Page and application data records
====================

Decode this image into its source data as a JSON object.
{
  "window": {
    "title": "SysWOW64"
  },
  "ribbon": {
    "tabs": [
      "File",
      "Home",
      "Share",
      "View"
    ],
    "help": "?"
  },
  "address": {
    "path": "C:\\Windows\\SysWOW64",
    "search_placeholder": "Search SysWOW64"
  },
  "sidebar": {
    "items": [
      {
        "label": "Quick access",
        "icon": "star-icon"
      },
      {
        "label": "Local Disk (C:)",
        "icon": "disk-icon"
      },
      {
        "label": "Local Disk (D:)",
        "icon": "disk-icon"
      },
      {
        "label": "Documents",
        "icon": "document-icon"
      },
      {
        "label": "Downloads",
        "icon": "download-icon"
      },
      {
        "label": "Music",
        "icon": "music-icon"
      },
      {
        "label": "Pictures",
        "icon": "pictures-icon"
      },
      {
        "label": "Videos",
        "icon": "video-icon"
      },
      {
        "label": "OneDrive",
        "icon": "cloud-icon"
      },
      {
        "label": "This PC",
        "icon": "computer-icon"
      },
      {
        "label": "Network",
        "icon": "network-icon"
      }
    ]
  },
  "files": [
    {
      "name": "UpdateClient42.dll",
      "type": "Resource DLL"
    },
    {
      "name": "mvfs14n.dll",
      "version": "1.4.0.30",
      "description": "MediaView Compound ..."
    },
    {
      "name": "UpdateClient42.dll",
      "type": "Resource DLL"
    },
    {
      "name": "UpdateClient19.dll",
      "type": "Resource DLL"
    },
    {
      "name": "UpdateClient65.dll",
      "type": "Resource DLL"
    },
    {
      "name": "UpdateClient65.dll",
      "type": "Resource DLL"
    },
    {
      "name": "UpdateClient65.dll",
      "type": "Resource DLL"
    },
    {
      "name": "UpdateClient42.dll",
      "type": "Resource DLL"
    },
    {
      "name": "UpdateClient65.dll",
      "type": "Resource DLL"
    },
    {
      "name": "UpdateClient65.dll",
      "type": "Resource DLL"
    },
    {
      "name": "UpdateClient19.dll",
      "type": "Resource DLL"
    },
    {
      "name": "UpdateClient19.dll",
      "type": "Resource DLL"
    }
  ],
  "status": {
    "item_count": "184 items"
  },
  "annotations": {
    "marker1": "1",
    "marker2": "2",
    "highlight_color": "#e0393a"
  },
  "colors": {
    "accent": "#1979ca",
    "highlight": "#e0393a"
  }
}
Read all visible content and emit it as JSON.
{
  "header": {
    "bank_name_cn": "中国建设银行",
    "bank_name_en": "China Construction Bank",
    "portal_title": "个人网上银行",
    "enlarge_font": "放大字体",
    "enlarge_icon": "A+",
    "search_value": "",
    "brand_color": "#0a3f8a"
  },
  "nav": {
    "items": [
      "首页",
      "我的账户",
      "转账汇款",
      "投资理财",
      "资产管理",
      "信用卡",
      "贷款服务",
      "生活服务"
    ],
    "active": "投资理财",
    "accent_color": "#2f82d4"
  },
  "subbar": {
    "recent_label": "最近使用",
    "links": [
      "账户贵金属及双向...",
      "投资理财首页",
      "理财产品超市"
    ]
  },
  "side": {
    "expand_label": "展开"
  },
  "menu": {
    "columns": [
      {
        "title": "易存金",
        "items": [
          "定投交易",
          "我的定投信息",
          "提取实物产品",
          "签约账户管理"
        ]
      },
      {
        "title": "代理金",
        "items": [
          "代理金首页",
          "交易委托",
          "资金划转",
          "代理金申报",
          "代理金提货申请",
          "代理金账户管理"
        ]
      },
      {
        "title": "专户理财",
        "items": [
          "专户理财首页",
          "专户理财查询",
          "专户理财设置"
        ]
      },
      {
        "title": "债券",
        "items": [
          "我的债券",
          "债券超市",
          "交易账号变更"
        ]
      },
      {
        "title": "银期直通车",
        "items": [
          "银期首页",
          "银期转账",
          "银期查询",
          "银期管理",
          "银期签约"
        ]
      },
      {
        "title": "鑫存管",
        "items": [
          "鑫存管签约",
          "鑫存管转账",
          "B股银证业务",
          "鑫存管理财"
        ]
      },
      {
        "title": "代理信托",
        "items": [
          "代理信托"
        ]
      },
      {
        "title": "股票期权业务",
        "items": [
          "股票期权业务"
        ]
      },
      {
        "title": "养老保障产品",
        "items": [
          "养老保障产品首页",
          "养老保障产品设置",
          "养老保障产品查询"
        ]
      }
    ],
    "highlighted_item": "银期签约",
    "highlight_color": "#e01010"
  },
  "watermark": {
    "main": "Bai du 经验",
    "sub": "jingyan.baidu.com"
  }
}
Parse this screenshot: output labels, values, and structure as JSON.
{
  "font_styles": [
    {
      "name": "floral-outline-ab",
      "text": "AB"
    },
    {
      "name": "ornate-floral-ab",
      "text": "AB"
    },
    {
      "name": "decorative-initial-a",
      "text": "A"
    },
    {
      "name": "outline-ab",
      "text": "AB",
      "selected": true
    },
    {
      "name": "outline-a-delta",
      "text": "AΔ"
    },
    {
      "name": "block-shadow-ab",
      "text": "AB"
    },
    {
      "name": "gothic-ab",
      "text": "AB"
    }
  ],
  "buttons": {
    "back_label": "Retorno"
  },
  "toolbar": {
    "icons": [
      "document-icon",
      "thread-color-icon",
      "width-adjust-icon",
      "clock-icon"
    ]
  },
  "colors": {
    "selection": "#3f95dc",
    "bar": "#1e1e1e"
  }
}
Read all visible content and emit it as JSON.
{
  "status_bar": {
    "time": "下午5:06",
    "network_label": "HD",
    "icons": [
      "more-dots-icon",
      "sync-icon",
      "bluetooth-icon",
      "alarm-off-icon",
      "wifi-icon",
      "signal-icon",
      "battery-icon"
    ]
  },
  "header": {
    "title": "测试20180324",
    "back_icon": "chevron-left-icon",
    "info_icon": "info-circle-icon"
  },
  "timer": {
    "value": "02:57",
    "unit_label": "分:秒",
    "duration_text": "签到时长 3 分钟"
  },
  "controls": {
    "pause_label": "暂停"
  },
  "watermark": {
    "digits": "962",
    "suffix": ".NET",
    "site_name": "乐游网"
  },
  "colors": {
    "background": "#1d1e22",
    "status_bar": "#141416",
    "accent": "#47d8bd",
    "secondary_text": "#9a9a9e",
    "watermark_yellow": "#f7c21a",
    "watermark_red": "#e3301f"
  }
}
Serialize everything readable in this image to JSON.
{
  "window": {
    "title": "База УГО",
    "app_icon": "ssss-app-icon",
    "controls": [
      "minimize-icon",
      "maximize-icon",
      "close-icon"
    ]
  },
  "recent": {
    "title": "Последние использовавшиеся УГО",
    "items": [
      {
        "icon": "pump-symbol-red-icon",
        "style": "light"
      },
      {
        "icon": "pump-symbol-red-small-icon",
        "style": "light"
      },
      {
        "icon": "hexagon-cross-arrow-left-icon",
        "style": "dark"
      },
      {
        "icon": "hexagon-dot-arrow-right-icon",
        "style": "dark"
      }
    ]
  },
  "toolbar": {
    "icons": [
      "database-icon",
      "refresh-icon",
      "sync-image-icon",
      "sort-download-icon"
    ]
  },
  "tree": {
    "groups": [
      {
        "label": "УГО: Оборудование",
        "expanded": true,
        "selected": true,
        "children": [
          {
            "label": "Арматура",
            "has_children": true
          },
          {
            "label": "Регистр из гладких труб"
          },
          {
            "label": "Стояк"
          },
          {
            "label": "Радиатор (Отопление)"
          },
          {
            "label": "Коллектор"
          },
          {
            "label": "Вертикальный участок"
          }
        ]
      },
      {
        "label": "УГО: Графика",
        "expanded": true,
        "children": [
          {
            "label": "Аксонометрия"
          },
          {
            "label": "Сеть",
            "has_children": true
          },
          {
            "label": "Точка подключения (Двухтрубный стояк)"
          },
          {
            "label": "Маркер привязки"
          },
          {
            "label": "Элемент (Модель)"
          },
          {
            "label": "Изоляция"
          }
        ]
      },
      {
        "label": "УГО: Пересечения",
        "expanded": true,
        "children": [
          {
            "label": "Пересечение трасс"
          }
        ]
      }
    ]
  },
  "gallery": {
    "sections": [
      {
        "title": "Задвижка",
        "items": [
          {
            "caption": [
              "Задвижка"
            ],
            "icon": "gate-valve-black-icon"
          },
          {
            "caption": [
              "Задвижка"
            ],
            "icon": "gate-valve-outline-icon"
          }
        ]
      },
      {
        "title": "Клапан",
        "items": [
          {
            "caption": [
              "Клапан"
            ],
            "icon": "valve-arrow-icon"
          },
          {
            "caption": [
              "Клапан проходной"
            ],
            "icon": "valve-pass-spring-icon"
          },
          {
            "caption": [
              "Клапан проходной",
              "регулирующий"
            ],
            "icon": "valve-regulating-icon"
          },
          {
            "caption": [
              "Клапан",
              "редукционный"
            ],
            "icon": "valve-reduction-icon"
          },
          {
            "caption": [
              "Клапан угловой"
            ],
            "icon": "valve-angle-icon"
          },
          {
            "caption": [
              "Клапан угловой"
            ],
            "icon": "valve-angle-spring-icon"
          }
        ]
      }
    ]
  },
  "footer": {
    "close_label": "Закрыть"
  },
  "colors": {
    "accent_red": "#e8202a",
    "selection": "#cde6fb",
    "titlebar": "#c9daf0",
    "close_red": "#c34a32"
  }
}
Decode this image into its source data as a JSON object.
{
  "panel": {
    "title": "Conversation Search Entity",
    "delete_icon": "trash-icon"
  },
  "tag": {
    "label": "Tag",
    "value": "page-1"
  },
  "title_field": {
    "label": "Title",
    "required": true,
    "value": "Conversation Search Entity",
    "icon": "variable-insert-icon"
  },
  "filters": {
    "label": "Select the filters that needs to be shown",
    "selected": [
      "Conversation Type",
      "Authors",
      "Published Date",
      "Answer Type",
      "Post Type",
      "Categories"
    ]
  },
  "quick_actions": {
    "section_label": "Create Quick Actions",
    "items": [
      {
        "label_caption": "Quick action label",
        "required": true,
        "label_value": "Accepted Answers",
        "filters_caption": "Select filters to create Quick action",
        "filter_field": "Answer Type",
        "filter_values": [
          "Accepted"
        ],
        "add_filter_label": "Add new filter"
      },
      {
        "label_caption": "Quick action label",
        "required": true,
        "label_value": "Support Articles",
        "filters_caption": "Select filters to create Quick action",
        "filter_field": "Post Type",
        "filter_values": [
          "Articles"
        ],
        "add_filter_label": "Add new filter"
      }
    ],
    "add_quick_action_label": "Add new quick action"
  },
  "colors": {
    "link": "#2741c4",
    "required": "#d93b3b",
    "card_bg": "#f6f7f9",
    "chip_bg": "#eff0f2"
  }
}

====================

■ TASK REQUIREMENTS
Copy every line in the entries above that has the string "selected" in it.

■ RESPONSE TO THIS TASK
      "selected": true
        "selected": true,
    "selected": [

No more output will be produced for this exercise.